2:23 PM Fri, Sept. 21st

Diabetes and depression not a good combination

There is much attention being focused lately on the rise of obesity in America, and a correlating rise in the rates of diabetes. Educating people about the importance of diet and exercise in their total health is indeed important. Diabetes afflicts nearly 21 million Americans a year, according to the National Institutes of Health. But did you know that people with diabetes may also be at greater risk for depression?

Several studies suggest that diabetes doubles the risk of depression compared to those without the disorder. The chances of becoming depressed increase as diabetes complications worsen. According to the National Institute of Mental Health, research shows that depression leads to poorer mental and physical function, so a person is less likely to follow a required diet or medication plan. Treating depression with psychotherapy, medication or a combination of these treatments can improve a patient's well-being and ability to mange diabetes.

Causes underlying the association between depression and diabetes are unclear. Depression may develop because of stress but also may result from the metabolic effects of diabetes on the brain.

Depression is a serious medical condition that affects thoughts, feelings and the ability to function in everyday life. Although available therapies alleviate symptoms in over 80 percent of those treated, less than half of people with depression get the help they need.

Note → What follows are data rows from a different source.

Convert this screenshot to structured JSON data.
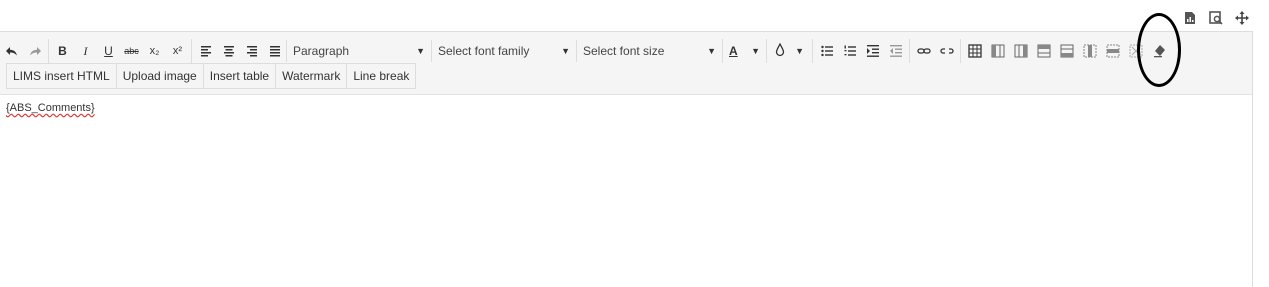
{
  "toolbar": {
    "block_format": "Paragraph",
    "font_family_placeholder": "Select font family",
    "font_size_placeholder": "Select font size",
    "color_label": "A",
    "subscript": "x₂",
    "superscript": "x²",
    "strike": "abc",
    "bold": "B",
    "italic": "I",
    "underline": "U"
  },
  "toolbar2": {
    "lims_insert_html": "LIMS insert HTML",
    "upload_image": "Upload image",
    "insert_table": "Insert table",
    "watermark": "Watermark",
    "line_break": "Line break"
  },
  "content": {
    "text": "{ABS_Comments}"
  }
}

Diabetes is a disorder that impairs the way the body uses digested food for growth and energy. Most of the food we eat is broken down into glucose, a form of sugar that provides the main source of fuel for the body. After digestion, glucose passes into the bloodstream. Insulin, a hormone produced by the pancreas, helps glucose get into cells and converts glucose to energy. Without insulin, glucose builds up in the blood, and the body loses its main source of fuel.